“My cousin, her baby was diagnosed with neuroblastoma when he was one,” Eva candidly shared.
“He’s eight now, he’s doing great, he’s thriving, he’s in remission, but those years of trying to figure out OK, where do we get care, and we have to fly here and fly there."
"[To then] uprooting your family [and] literally needing a home away from home and a support system."
"So the fact that this [Ronald McDonald House] provides that...it is invaluable really.”
Since McDonald’s first launched McHappy Day in Australia in 1991, the charity has helped raise essential funds for thousands of families.
There are now 18 Ronald McDonald houses nationally, with the charity caring for more than 46,000 families every year.
The cornerstone of the program is the Ronald McDonald House, which provides a ‘home away from home for families of seriously ill and injured children being treated at nearby hospitals.
It’s a charity close to Eva’s heart, especially following the birth of her two daughters Esmeralda and Amada who are now eight and six.
When offered the opportunity to participate in McHappy day in person this year, rather than virtually, Eva jumped at the opportunity, telling WHO that participating online, “is not the same.”
There was one family she met in 2020 that she was looking forward to meeting this time around, siblings, who she has stayed in contact with since 2020.
“There’s a little boy and a little girl, they’re siblings, little Connor and his sister Lola, not only did I really connect with them via zoom, when I met them two years ago - I told my kids about them.”
Although Eva’s youngest child doesn't quite remember Connor and Lola, her eldest does.
“Every so often she’ll ask me about the kids and I say, ‘they’re good’ and I’ll send them an email and check on them,” she explained.
“I told my girls yesterday, I said, ‘I’m gonna go see them, I’m gonna see Connor and his sister Lola if you wanna write them a note.’”
“They wrote them this little note and it just melted my heart.
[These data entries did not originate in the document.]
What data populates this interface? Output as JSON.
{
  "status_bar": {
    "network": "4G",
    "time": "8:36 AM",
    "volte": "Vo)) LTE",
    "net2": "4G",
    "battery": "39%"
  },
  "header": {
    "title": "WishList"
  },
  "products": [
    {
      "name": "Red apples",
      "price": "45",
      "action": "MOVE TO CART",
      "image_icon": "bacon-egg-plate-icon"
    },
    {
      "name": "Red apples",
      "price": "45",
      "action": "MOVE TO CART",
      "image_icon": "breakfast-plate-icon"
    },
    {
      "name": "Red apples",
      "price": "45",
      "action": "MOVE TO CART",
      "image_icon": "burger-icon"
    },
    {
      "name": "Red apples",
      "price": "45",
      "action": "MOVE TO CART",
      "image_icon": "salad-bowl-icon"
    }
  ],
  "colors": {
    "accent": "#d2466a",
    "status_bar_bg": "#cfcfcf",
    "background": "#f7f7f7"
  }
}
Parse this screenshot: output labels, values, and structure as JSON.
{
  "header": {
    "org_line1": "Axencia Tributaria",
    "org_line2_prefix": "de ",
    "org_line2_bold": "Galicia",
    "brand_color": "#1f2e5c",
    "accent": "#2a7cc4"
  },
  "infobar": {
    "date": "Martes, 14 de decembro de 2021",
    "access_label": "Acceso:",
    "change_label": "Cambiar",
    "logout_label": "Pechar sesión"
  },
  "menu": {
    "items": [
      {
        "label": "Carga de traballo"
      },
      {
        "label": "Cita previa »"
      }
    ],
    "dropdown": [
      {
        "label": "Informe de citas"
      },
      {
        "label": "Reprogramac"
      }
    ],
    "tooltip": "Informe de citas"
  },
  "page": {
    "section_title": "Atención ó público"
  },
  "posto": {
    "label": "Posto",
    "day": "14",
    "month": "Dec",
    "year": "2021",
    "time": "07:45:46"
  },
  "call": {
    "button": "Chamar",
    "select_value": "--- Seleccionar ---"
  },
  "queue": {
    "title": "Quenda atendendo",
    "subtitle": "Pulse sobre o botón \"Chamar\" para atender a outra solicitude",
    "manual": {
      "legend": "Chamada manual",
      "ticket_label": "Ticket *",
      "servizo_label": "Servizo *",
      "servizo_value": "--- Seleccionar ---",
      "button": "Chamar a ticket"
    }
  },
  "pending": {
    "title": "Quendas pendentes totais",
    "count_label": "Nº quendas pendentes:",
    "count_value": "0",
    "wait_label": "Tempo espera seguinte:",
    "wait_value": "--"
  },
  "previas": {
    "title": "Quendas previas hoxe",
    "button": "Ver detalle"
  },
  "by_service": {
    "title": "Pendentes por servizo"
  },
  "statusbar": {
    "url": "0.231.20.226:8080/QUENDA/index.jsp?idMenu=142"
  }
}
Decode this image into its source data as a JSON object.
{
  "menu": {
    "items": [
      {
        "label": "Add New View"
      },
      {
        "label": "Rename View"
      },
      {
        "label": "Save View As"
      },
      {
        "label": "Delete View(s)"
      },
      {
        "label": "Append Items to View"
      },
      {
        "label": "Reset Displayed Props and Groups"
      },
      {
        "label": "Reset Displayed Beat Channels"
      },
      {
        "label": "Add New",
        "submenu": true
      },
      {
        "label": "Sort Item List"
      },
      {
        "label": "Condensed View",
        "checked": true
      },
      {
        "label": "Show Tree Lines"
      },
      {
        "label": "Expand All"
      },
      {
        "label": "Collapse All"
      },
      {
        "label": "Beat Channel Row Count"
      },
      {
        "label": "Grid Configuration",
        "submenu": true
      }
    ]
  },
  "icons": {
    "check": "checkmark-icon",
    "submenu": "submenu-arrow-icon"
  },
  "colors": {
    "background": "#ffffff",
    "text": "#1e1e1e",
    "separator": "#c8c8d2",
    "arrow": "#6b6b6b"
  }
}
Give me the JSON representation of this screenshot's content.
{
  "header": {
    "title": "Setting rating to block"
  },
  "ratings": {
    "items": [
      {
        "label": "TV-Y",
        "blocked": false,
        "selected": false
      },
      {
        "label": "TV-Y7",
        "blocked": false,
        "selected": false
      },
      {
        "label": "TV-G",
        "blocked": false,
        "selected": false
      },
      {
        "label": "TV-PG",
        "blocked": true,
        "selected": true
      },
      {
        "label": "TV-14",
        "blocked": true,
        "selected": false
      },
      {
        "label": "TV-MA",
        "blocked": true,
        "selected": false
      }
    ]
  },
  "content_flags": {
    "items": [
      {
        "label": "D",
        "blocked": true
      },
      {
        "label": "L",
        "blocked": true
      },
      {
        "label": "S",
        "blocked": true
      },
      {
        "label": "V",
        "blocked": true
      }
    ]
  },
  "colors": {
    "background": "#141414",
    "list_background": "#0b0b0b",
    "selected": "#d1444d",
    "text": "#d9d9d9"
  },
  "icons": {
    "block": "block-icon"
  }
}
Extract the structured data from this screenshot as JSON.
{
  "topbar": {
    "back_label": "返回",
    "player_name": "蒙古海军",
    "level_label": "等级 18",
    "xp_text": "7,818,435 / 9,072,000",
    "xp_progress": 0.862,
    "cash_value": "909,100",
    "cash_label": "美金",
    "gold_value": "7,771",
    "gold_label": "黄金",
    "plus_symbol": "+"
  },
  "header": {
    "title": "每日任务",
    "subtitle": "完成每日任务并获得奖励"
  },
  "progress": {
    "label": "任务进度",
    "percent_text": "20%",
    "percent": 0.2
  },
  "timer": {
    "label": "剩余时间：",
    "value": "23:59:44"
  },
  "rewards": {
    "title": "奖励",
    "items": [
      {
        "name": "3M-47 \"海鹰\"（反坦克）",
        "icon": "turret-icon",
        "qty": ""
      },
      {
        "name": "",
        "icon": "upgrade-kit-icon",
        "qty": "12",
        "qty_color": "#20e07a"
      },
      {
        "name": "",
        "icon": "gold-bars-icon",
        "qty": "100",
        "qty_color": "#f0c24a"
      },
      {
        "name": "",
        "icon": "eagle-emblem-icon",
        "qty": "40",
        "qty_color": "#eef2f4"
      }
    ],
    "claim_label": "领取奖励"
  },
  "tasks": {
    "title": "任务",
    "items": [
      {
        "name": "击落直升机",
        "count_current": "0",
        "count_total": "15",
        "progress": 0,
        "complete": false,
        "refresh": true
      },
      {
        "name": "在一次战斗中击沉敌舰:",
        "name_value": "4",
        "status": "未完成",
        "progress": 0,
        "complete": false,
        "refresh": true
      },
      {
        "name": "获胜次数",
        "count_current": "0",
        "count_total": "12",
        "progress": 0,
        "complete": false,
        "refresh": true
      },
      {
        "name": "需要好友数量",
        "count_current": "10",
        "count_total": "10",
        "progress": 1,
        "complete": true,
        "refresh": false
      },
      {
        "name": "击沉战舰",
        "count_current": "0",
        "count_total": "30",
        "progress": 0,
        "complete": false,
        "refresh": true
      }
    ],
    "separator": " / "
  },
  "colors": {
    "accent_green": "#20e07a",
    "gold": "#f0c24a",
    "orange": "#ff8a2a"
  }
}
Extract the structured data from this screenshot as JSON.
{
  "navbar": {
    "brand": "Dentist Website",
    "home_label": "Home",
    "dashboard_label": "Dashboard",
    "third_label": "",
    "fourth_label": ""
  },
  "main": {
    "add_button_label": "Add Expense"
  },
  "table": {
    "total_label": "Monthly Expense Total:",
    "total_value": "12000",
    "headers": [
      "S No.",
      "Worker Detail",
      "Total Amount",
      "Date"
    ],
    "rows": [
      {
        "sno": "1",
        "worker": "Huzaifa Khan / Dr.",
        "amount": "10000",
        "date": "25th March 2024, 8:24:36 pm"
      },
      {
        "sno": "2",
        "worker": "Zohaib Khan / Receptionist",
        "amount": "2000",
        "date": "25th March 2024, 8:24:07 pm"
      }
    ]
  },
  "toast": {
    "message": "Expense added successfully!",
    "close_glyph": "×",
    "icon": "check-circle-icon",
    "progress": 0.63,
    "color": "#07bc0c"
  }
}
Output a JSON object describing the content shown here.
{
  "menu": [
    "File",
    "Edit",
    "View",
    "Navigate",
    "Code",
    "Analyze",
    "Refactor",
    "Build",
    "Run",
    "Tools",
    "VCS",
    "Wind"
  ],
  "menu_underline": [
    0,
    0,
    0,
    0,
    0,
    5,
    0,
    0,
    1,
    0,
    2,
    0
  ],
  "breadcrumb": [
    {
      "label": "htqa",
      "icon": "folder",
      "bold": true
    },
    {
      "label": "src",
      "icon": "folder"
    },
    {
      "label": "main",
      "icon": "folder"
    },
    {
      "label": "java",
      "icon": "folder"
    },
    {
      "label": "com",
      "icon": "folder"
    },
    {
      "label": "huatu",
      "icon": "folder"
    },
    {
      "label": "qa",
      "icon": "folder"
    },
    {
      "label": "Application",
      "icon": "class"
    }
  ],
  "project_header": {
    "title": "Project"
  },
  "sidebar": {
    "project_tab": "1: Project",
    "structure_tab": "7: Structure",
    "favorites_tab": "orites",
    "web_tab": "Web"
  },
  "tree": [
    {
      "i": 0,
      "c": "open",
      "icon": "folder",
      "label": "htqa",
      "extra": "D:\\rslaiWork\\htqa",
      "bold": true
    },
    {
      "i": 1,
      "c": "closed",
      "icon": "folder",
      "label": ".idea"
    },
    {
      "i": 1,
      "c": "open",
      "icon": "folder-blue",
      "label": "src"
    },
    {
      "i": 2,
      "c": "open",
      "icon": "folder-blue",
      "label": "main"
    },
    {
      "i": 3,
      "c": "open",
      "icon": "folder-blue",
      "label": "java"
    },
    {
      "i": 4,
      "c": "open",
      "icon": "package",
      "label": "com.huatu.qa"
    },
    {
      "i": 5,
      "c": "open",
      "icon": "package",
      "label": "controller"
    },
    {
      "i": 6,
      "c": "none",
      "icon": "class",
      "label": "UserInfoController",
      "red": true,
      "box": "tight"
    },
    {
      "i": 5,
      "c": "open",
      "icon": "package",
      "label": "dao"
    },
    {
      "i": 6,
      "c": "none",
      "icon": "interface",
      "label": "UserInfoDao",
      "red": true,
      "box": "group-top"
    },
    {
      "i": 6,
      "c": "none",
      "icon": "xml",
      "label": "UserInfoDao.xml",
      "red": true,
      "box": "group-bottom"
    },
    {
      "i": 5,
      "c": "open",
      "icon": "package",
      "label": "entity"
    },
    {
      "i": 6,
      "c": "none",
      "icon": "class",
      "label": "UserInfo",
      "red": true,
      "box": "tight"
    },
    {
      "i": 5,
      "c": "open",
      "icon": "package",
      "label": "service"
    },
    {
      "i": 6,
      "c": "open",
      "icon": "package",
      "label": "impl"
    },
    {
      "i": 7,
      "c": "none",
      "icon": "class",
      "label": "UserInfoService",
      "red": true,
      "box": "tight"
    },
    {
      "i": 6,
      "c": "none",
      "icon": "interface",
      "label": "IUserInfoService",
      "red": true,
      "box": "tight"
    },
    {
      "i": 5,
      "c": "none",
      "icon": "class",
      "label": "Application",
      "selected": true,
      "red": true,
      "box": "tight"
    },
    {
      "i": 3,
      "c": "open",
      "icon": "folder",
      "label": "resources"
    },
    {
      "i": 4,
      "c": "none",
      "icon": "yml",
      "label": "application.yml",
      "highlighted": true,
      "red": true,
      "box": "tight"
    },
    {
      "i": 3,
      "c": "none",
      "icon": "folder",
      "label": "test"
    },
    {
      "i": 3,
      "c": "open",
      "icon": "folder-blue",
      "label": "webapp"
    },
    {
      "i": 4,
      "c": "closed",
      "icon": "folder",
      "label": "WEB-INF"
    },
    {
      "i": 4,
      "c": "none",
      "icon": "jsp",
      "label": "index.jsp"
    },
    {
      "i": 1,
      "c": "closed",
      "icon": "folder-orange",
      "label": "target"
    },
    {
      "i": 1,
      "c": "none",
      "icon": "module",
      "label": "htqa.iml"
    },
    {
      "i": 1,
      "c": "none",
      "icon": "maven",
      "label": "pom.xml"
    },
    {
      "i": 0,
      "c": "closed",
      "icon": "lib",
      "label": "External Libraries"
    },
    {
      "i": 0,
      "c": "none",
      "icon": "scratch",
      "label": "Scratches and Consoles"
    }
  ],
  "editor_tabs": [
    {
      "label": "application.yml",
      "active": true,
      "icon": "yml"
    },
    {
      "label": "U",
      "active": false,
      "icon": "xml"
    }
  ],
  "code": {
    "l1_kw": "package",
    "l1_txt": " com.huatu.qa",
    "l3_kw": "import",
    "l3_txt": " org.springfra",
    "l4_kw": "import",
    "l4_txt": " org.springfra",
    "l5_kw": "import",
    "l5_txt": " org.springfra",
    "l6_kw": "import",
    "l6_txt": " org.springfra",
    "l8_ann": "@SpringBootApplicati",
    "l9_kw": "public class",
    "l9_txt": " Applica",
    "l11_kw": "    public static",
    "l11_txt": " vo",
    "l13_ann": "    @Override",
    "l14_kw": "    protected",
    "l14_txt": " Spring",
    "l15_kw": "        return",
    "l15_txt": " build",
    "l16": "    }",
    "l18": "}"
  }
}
Especially my older one who’s just turned eight, she wrote them a letter actually and then I get here, and I give it to them and Lola gives me not only a letter but two little gifts for my kids…I’m just like- it’s so beautiful. Just the love, the pure love of these kids.”
But it’s not an easy job, with Eva revealing that it's difficult to not get emotional during the eye-opening trip.
“I just have to remind myself that it’s not about me,” Eva told WHO.
“I have to really go, this is about them and I have to make them feel comfortable."
“If I’m crying and emotional, that’s not fair to them. So that kind of checks me a bit. But of course, especially now being a mother. It’s literally your worst nightmare – a sick child in any capacity and having to travel for treatment and care.”
How Australians can support this year’s McHappy Day fundraiser.
Buying a Big Mac from their local Macca’s or via McDelivery on McHappy Day, November 19, with $2 from every Big Mac sold going directly to RMHC.
Picking up a pair of $5 silly socks, or helping hands for $2m $10 or $50 from their local Macca's or via McDelivery.
Making a donation online by visiting www.rmhc.org.au/give